[EXERCISE BRIEF]:
Search the entries below. Return every line that has "icon" in it.

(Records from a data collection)
════
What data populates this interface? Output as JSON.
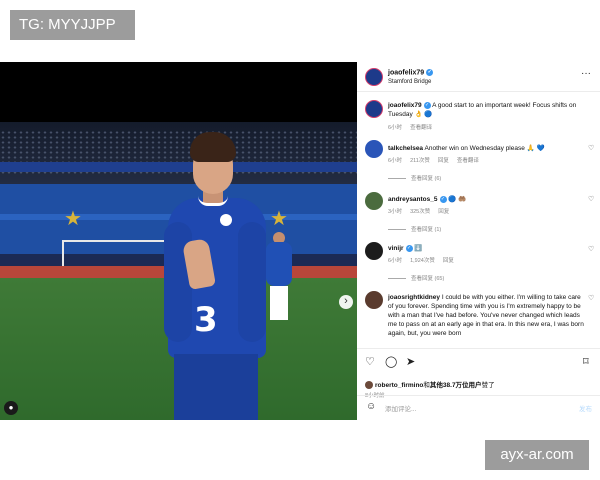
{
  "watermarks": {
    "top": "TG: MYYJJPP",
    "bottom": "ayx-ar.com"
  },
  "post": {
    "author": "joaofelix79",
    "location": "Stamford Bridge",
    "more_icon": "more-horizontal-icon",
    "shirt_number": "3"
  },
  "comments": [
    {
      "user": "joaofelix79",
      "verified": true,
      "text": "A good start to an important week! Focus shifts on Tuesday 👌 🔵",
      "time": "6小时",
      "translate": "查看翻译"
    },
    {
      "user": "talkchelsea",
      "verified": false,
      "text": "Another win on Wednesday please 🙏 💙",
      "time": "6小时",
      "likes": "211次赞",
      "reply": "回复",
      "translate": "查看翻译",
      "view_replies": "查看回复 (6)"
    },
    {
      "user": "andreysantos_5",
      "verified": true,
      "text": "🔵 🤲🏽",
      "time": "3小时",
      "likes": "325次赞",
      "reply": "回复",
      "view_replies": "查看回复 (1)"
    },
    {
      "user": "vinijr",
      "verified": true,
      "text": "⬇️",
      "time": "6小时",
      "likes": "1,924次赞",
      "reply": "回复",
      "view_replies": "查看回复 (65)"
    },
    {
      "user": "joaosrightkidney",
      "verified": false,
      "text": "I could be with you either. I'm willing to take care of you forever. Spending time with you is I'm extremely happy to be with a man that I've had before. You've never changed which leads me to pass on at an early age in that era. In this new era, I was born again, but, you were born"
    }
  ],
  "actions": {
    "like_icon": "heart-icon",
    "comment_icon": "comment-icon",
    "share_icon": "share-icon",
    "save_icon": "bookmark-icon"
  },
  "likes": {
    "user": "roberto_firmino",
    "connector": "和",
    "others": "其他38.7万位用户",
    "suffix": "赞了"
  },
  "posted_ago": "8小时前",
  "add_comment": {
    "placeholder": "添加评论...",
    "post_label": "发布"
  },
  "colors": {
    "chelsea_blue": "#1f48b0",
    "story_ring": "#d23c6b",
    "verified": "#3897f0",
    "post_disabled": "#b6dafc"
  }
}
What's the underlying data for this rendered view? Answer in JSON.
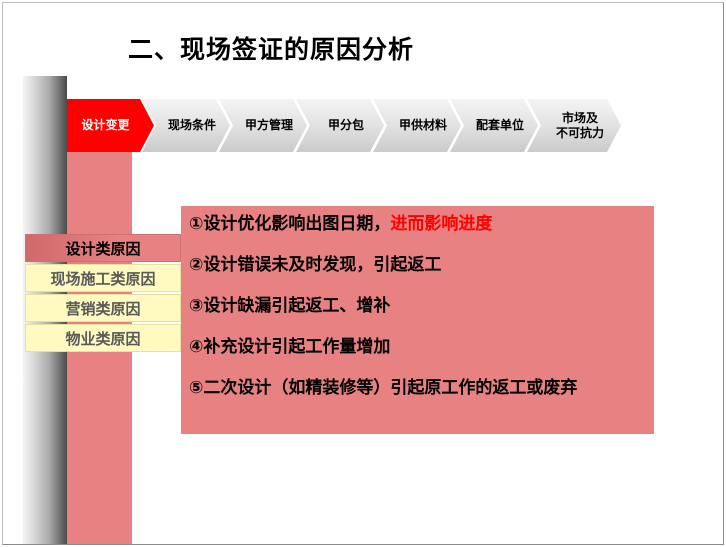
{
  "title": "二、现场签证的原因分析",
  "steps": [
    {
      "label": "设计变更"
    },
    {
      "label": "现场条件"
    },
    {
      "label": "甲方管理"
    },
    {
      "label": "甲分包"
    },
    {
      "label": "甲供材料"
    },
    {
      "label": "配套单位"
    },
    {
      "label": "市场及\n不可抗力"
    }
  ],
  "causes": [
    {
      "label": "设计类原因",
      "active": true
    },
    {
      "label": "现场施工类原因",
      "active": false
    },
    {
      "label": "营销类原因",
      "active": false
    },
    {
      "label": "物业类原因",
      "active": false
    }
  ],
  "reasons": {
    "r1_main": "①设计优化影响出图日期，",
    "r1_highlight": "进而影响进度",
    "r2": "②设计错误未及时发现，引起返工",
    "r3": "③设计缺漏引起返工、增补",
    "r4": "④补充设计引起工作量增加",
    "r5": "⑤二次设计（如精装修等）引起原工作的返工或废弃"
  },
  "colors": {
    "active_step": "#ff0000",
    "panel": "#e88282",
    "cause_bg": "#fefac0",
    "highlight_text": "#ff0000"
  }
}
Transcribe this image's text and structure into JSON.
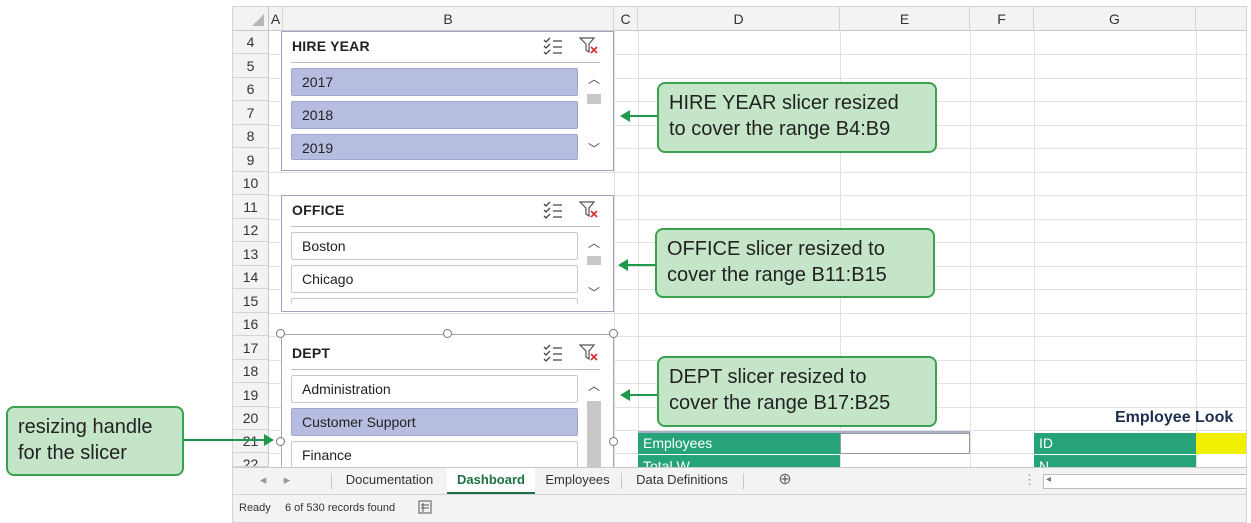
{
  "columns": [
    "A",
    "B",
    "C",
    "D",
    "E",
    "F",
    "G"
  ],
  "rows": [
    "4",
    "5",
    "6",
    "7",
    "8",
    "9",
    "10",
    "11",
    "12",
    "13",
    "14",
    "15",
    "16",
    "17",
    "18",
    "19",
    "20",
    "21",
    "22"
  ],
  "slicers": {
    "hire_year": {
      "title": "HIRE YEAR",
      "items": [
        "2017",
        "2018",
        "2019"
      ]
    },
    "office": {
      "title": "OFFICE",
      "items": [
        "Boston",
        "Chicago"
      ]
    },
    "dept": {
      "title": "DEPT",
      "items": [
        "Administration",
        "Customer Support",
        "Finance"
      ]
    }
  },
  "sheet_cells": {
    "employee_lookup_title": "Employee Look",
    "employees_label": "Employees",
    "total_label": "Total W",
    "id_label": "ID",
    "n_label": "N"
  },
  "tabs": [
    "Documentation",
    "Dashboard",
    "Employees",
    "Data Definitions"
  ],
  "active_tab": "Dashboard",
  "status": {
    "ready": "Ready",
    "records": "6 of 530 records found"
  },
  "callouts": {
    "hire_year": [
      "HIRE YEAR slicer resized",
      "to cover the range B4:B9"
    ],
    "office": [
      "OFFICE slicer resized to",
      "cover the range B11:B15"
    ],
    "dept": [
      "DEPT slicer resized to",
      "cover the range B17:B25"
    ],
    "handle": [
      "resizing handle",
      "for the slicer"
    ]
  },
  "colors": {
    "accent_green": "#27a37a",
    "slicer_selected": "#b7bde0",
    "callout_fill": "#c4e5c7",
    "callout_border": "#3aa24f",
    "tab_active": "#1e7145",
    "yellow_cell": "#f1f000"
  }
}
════
[WRITTEN ANSWER]:
    "more_icon": "more-horizontal-icon",
    "like_icon": "heart-icon",
    "comment_icon": "comment-icon",
    "share_icon": "share-icon",
    "save_icon": "bookmark-icon"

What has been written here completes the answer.